Texas by James A. Michener (Random House: $12.95)
If there was ever a perfect subject for the new institutional James A. Michener "blockbuster best seller," to borrow from the old publishing jargon, it has to be Texas.
Michener likes to turn out big novels about big topics, as suggested by the titles of his last two tomes, "Space" and "Poland." But after all, Texas is Texas, and in the American imagination it has long stood for magnitude itself, surely much bigger in its way than the space race or an old European land--or even huge Alaska, where Michener reportedly is now researching his next one.
So here we have "Texas," a fictional outing just about the same length as the Modern Library edition of Tolstoy's "War and Peace." It is a chronicle of the place and its people from the arrival of the early Spanish explorers in the 16th Century, to its declaring itself an independent republic in 1836, to its present day of glassy cities and new problems now that the oil market is off--not to mention some who are questioning how long the water reserves will be able to sustain the state's recent Sun Belt boom.
The Spirit of Texas Past
Michener's novels don't really have plots, but rather strategies to convey the mounds of information on the subject.

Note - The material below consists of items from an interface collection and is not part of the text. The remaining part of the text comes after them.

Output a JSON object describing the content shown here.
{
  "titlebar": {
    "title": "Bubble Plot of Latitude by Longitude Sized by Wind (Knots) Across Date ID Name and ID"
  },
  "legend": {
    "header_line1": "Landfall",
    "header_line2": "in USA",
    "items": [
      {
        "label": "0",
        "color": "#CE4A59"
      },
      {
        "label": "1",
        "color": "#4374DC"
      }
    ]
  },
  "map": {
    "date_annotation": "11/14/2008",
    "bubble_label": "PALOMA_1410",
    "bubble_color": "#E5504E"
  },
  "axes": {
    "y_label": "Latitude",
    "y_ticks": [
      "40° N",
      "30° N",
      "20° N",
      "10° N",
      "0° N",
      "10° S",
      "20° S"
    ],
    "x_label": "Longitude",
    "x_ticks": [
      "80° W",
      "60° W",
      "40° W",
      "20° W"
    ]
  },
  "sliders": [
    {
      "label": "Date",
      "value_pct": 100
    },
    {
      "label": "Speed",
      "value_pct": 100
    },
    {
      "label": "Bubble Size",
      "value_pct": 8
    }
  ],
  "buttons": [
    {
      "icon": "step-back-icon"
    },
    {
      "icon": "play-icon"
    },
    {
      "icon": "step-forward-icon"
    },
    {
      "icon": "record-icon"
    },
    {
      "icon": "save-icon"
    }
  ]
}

Therefore, with the Texas sesquicentenary approaching, a "task force" is appointed by the governor in 1983 to meet with various experts throughout the state and "define the essentials" of Texas' past. Discussions involving the task force members--a Texas A&M professor named Efrain Garza, a Fort Worth oil baron named Ransom Rusk, et al.--alternate with chapters set in Texas history, where the characters are the ancestors of those on the committee.
For instance, one of Garza's forebears remains loyal to Mexico around the time of the Alamo; one of Rusk's, the son of a government Indian agent, goes on a wildcatting spree in the 1920s, when this state of little money but such vast territories between the aqua Gulf of Mexico and the orange high plains of the Panhandle took on a new image and importance because of petroleum.
Reading this novel provides a rather mixed experience. Anybody with even the slightest taste for well-crafted fiction (a category that can include both Proust and Stephen King) can't help but wince. The prose is sadly lackluster and cliche-ridden--hearts "miss a beat" and that sort of thing. The dialogue is often solid oak, and I wonder if John Wayne himself would have gone along with having to deliver lines like these from an 1885 frontiersman on that matter of bigness: "Life in Texas is like a big crap game, a perpetual gamble. To succeed you need grit, courage to take the big chance. Those who succeed, succeed big. A hundred men tried to drive cattle up this trail. They failed."
Michigan Girl Makes Good
And when it comes to character and happenings, don't look for nuance. A modern teen-age girl from Michigan sulks about her family's moving to the state, making fun of one teacher's reverence for everything Texan. Yet she grows to love her new home, and eventually lands a job as (yes) the chief baton twirler at the University of Texas and later marries (yes) a football star there who goes on to play for (yes, yes) Tom Landry's legendary Dallas Cowboys.
On the other hand, there is enough sense of the complexity of the issues to frequently make this engaging reading. With feeling and frankness, Michener probes some sticky truths. One is the ill treatment in the past of the state's Mexican-American population, despite that people's pre-Anglo ties to the land. Another is the tough, honorable pride of modern Texans and the independence they stand for.
Do-It-Yourself Mesquite Floor
The best sections are those task force discussions; there Michener seems at ease, giving his personalized historical and sociological interpretation a bit more straightforwardly and journalistically, less in the guise of fiction. All the information is here, including detailed instructions on how to install in a contemporary home a handsome, silicone-sealed mesquite floor, the latest in Lone Star chic. Texas is Texas.
It doesn't take a shrewd oilman with a studio name like Ransom Rusk to tell you that recent Michener fare isn't so much high literature as it is business-- big business, pardner.